Matt Roché

Program: Liberal Arts
Class of: 2003
If you only knew Matt Roché as a doctor of clinical psychology and read about his impressive academic and research background, you’d probably determine that he had mapped out his career path during his teenage years.

However, it was a conversation with a County College of Morris (CCM) professor that helped set the Chatham native and New Providence resident on his current track.

“(CCM Psychology Professor) Janice Rafalowski asked me if I had ever thought about transferring to a place like Cornell,” says Roché, who graduated with an honors associate’s degree in liberal arts from CCM in 2003. Roché, who never had entertained the thought, says Rafalowski strongly believed he could.

“That was literally the moment when I said that’s where I was going if I was accepted,” recalls Roché.
Roché was accepted to Cornell and graduated in May of 2005 with a degree in human development and a GPA of 4.08. After graduation he became a research assistant at Princeton where he studied Asperger syndrome with the hopes of providing children with improved interventions. The experience led to his acceptance into the doctoral program at Binghamton University, where he spent time researching individuals at-risk for the development of schizophrenia.

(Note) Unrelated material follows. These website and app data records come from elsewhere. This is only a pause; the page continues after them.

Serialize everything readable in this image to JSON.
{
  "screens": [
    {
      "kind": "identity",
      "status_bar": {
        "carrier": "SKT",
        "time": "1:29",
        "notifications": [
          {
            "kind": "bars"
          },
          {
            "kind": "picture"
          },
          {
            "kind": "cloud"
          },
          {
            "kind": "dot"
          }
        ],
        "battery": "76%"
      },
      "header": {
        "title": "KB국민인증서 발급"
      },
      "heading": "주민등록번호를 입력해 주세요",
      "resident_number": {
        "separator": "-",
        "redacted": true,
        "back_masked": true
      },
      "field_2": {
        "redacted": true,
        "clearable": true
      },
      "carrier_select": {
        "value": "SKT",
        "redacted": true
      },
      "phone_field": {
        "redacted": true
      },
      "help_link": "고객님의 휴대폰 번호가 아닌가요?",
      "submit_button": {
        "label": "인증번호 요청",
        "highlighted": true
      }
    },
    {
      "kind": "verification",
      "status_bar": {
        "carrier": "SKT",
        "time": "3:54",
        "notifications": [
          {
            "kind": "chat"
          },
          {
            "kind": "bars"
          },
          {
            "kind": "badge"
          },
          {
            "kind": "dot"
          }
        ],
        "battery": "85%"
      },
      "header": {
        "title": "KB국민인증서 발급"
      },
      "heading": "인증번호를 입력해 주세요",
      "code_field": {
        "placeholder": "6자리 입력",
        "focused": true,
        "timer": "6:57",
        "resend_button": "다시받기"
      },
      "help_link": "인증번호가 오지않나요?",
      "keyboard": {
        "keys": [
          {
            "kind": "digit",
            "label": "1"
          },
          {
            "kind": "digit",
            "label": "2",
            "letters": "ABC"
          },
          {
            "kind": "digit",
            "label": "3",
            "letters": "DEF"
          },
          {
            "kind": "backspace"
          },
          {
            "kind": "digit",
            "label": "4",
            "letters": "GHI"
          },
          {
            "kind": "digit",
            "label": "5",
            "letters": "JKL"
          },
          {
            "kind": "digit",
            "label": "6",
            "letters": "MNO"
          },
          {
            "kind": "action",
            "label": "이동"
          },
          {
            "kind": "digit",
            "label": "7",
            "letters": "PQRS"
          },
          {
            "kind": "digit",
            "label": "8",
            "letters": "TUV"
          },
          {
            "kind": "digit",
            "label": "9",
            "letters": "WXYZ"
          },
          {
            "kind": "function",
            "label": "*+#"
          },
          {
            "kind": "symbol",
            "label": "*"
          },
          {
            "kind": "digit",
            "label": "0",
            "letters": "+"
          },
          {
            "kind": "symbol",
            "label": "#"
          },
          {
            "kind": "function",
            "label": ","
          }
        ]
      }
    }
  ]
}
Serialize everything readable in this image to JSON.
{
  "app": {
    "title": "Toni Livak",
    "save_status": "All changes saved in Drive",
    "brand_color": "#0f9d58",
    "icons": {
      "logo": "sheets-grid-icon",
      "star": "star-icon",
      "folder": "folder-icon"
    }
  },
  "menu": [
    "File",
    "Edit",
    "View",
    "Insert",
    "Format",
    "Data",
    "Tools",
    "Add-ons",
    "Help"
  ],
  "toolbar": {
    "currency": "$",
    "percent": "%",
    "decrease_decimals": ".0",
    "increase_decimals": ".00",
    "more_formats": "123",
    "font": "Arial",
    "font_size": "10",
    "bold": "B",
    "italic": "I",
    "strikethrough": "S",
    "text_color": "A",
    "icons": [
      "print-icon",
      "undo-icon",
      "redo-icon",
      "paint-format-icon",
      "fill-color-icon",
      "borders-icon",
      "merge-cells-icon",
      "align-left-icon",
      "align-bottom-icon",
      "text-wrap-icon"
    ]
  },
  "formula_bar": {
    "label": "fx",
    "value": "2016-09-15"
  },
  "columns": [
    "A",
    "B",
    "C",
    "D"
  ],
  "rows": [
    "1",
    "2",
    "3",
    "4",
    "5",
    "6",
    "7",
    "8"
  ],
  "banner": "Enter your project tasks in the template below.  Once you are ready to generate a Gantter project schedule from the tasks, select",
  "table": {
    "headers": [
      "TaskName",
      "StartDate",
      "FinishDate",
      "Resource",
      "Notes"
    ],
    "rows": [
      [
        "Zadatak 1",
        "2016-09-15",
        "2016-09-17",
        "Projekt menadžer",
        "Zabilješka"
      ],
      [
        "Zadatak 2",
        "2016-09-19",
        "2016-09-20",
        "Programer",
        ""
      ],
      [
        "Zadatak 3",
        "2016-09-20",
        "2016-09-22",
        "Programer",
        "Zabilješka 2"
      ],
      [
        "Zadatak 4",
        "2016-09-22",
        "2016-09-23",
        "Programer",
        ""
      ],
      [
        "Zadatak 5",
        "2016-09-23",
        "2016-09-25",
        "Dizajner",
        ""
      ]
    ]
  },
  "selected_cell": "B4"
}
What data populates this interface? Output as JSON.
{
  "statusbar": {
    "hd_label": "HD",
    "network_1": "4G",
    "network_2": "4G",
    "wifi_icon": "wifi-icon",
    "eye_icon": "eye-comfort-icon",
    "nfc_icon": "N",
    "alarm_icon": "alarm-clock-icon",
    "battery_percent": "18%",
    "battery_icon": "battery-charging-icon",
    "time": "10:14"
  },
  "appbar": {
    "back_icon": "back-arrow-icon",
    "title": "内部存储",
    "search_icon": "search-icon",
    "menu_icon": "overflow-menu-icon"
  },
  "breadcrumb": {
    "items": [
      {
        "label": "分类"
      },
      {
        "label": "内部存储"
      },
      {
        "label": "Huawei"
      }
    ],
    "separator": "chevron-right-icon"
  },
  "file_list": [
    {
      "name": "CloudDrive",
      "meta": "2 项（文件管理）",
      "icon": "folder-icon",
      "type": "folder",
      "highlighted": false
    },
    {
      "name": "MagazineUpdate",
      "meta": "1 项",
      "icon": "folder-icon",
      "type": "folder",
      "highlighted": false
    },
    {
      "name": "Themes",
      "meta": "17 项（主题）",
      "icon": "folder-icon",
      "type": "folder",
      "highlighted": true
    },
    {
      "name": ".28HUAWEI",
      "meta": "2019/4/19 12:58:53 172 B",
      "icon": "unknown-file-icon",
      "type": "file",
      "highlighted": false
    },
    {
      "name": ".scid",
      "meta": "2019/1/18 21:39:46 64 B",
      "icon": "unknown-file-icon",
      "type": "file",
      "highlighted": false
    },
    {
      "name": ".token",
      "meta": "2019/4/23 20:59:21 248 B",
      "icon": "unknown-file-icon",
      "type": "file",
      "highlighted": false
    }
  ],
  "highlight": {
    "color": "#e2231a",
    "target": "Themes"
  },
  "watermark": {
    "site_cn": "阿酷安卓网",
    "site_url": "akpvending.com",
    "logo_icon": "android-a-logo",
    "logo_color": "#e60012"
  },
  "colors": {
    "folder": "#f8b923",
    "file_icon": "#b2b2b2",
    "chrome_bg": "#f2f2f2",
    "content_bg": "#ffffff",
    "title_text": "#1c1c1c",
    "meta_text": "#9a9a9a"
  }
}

Roché, who interned at the University of Medicine and Dentistry of New Jersey (UMDNJ) – now Rutgers – while studying for his doctorate, is currently working in the Division of Schizophrenia Research at Rutgers as a postdoctoral fellow. The three-year program allows him to lecture at New Jersey City University while researching. He hopes that research can make a difference in the lives of those who suffer from schizophrenia and other mental disorders. One area in which he has particular interest is violence and mental illness.

“In many people’s minds, serious mental illness is associated with violence,” says Roché. “The truth is, people with schizophrenia are more likely to be victims of violence than to be violent themselves. When they are violent, it is often in response to the aggressiveness of others.”

Roché believes his path would have been very different had he not decided to attend CCM after working in retail management for two years after high school.

“CCM was definitely a necessary stop along the way,” he says. “Without all of the people like (Professor Laura) Gabrielson and Professor Rafalowski, this would never have happened.”